**EXERCISE**: Nothing but an exact reproduction of the records, pictures excluded, should be returned.
(INPUT Opens)
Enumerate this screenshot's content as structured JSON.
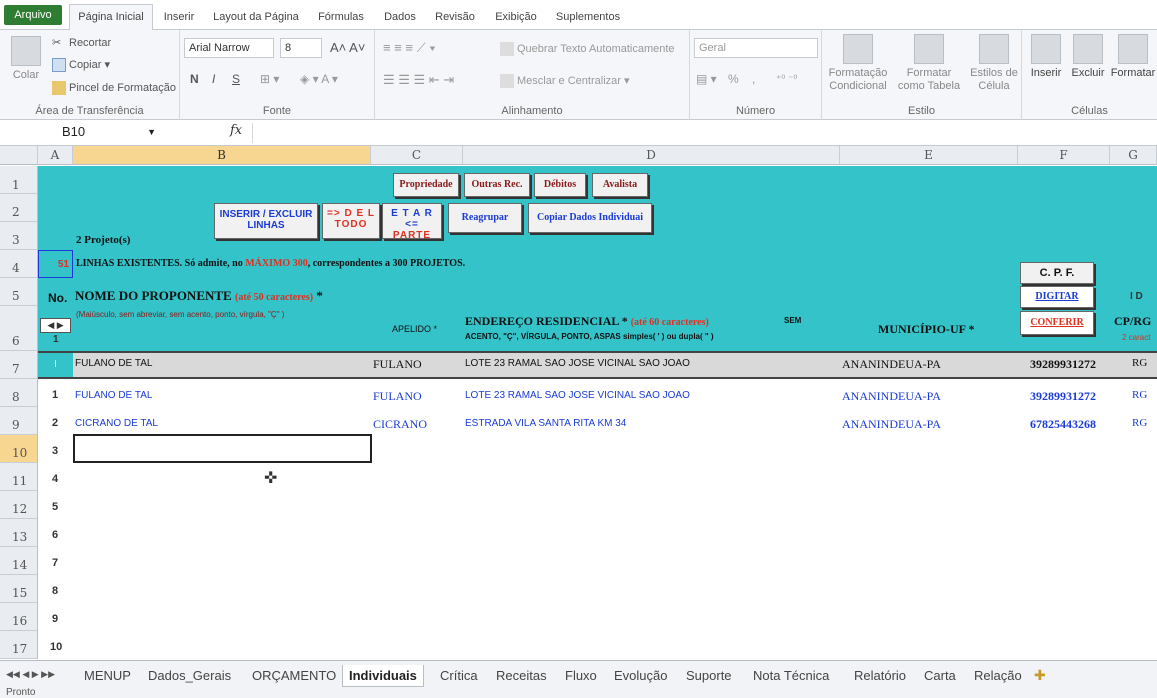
{
  "ribbon_tabs": [
    "Arquivo",
    "Página Inicial",
    "Inserir",
    "Layout da Página",
    "Fórmulas",
    "Dados",
    "Revisão",
    "Exibição",
    "Suplementos"
  ],
  "clipboard": {
    "paste": "Colar",
    "cut": "Recortar",
    "copy": "Copiar ▾",
    "format_painter": "Pincel de Formatação",
    "label": "Área de Transferência"
  },
  "font": {
    "name": "Arial Narrow",
    "size": "8",
    "bold": "N",
    "italic": "I",
    "underline": "S",
    "label": "Fonte"
  },
  "alignment": {
    "wrap": "Quebrar Texto Automaticamente",
    "merge": "Mesclar e Centralizar",
    "label": "Alinhamento"
  },
  "number": {
    "format": "Geral",
    "percent": "%",
    "comma": ",",
    "label": "Número"
  },
  "styles": {
    "conditional": "Formatação Condicional",
    "table": "Formatar como Tabela",
    "cell_styles": "Estilos de Célula",
    "label": "Estilo"
  },
  "cells": {
    "insert": "Inserir",
    "delete": "Excluir",
    "format": "Formatar",
    "label": "Células"
  },
  "formula_bar": {
    "name_box": "B10",
    "fx": "fx"
  },
  "columns": [
    "A",
    "B",
    "C",
    "D",
    "E",
    "F",
    "G"
  ],
  "rows": [
    "1",
    "2",
    "3",
    "4",
    "5",
    "6",
    "7",
    "8",
    "9",
    "10",
    "11",
    "12",
    "13",
    "14",
    "15",
    "16",
    "17"
  ],
  "buttons": {
    "propriedade": "Propriedade",
    "outras": "Outras Rec.",
    "debitos": "Débitos",
    "avalista": "Avalista",
    "inserir": "INSERIR / EXCLUIR LINHAS",
    "deletar_todo_1": "=> D E L",
    "deletar_todo_2": "TODO",
    "deletar_parte_1": "E T A R <=",
    "deletar_parte_2": "PARTE",
    "reagrupar": "Reagrupar",
    "copiar": "Copiar Dados Individuai",
    "digitar": "DIGITAR",
    "conferir": "CONFERIR"
  },
  "sheet": {
    "projetos": "2 Projeto(s)",
    "count": "51",
    "linhas_pre": "LINHAS EXISTENTES.  Só admite, no ",
    "maximo": "MÁXIMO  300",
    "linhas_post": ", correspondentes a 300 PROJETOS.",
    "no": "No.",
    "nome_header": "NOME DO PROPONENTE",
    "nome_limit": "(até 50 caracteres)",
    "star": " *",
    "nome_hint": "(Maiúsculo, sem abreviar, sem acento, ponto, vírgula, \"Ç\" )",
    "apelido": "APELIDO *",
    "endereco_header": "ENDEREÇO RESIDENCIAL *",
    "endereco_limit": "(até 60 caracteres)",
    "sem": "SEM",
    "endereco_hint": "ACENTO,  \"Ç\",  VÍRGULA, PONTO, ASPAS simples( ' ) ou dupla( \" )",
    "municipio": "MUNICÍPIO-UF *",
    "cpf": "C. P. F.",
    "cprg": "CP/RG",
    "caract": "2 caract",
    "id": "I D",
    "row6_num": "1"
  },
  "records": [
    {
      "no": "I",
      "nome": "FULANO DE TAL",
      "apelido": "FULANO",
      "endereco": "LOTE 23 RAMAL SAO JOSE VICINAL SAO JOAO",
      "municipio": "ANANINDEUA-PA",
      "cpf": "39289931272",
      "tipo": "RG"
    },
    {
      "no": "1",
      "nome": "FULANO DE TAL",
      "apelido": "FULANO",
      "endereco": "LOTE 23 RAMAL SAO JOSE VICINAL SAO JOAO",
      "municipio": "ANANINDEUA-PA",
      "cpf": "39289931272",
      "tipo": "RG"
    },
    {
      "no": "2",
      "nome": "CICRANO DE TAL",
      "apelido": "CICRANO",
      "endereco": "ESTRADA VILA SANTA RITA KM 34",
      "municipio": "ANANINDEUA-PA",
      "cpf": "67825443268",
      "tipo": "RG"
    }
  ],
  "row_numbers": [
    "3",
    "4",
    "5",
    "6",
    "7",
    "8",
    "9",
    "10"
  ],
  "sheet_tabs": [
    "MENUP",
    "Dados_Gerais",
    "ORÇAMENTO",
    "Individuais",
    "Crítica",
    "Receitas",
    "Fluxo",
    "Evolução",
    "Suporte",
    "Nota Técnica",
    "Relatório",
    "Carta",
    "Relação"
  ],
  "status": "Pronto"
}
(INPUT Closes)
**TASK SOLUTION**:
Enumerate this screenshot's content as structured JSON.
{
  "ribbon_tabs": [
    "Arquivo",
    "Página Inicial",
    "Inserir",
    "Layout da Página",
    "Fórmulas",
    "Dados",
    "Revisão",
    "Exibição",
    "Suplementos"
  ],
  "clipboard": {
    "paste": "Colar",
    "cut": "Recortar",
    "copy": "Copiar ▾",
    "format_painter": "Pincel de Formatação",
    "label": "Área de Transferência"
  },
  "font": {
    "name": "Arial Narrow",
    "size": "8",
    "bold": "N",
    "italic": "I",
    "underline": "S",
    "label": "Fonte"
  },
  "alignment": {
    "wrap": "Quebrar Texto Automaticamente",
    "merge": "Mesclar e Centralizar",
    "label": "Alinhamento"
  },
  "number": {
    "format": "Geral",
    "percent": "%",
    "comma": ",",
    "label": "Número"
  },
  "styles": {
    "conditional": "Formatação Condicional",
    "table": "Formatar como Tabela",
    "cell_styles": "Estilos de Célula",
    "label": "Estilo"
  },
  "cells": {
    "insert": "Inserir",
    "delete": "Excluir",
    "format": "Formatar",
    "label": "Células"
  },
  "formula_bar": {
    "name_box": "B10",
    "fx": "fx"
  },
  "columns": [
    "A",
    "B",
    "C",
    "D",
    "E",
    "F",
    "G"
  ],
  "rows": [
    "1",
    "2",
    "3",
    "4",
    "5",
    "6",
    "7",
    "8",
    "9",
    "10",
    "11",
    "12",
    "13",
    "14",
    "15",
    "16",
    "17"
  ],
  "buttons": {
    "propriedade": "Propriedade",
    "outras": "Outras Rec.",
    "debitos": "Débitos",
    "avalista": "Avalista",
    "inserir": "INSERIR / EXCLUIR LINHAS",
    "deletar_todo_1": "=> D E L",
    "deletar_todo_2": "TODO",
    "deletar_parte_1": "E T A R <=",
    "deletar_parte_2": "PARTE",
    "reagrupar": "Reagrupar",
    "copiar": "Copiar Dados Individuai",
    "digitar": "DIGITAR",
    "conferir": "CONFERIR"
  },
  "sheet": {
    "projetos": "2 Projeto(s)",
    "count": "51",
    "linhas_pre": "LINHAS EXISTENTES.  Só admite, no ",
    "maximo": "MÁXIMO  300",
    "linhas_post": ", correspondentes a 300 PROJETOS.",
    "no": "No.",
    "nome_header": "NOME DO PROPONENTE",
    "nome_limit": "(até 50 caracteres)",
    "star": " *",
    "nome_hint": "(Maiúsculo, sem abreviar, sem acento, ponto, vírgula, \"Ç\" )",
    "apelido": "APELIDO *",
    "endereco_header": "ENDEREÇO RESIDENCIAL *",
    "endereco_limit": "(até 60 caracteres)",
    "sem": "SEM",
    "endereco_hint": "ACENTO,  \"Ç\",  VÍRGULA, PONTO, ASPAS simples( ' ) ou dupla( \" )",
    "municipio": "MUNICÍPIO-UF *",
    "cpf": "C. P. F.",
    "cprg": "CP/RG",
    "caract": "2 caract",
    "id": "I D",
    "row6_num": "1"
  },
  "records": [
    {
      "no": "I",
      "nome": "FULANO DE TAL",
      "apelido": "FULANO",
      "endereco": "LOTE 23 RAMAL SAO JOSE VICINAL SAO JOAO",
      "municipio": "ANANINDEUA-PA",
      "cpf": "39289931272",
      "tipo": "RG"
    },
    {
      "no": "1",
      "nome": "FULANO DE TAL",
      "apelido": "FULANO",
      "endereco": "LOTE 23 RAMAL SAO JOSE VICINAL SAO JOAO",
      "municipio": "ANANINDEUA-PA",
      "cpf": "39289931272",
      "tipo": "RG"
    },
    {
      "no": "2",
      "nome": "CICRANO DE TAL",
      "apelido": "CICRANO",
      "endereco": "ESTRADA VILA SANTA RITA KM 34",
      "municipio": "ANANINDEUA-PA",
      "cpf": "67825443268",
      "tipo": "RG"
    }
  ],
  "row_numbers": [
    "3",
    "4",
    "5",
    "6",
    "7",
    "8",
    "9",
    "10"
  ],
  "sheet_tabs": [
    "MENUP",
    "Dados_Gerais",
    "ORÇAMENTO",
    "Individuais",
    "Crítica",
    "Receitas",
    "Fluxo",
    "Evolução",
    "Suporte",
    "Nota Técnica",
    "Relatório",
    "Carta",
    "Relação"
  ],
  "status": "Pronto"
}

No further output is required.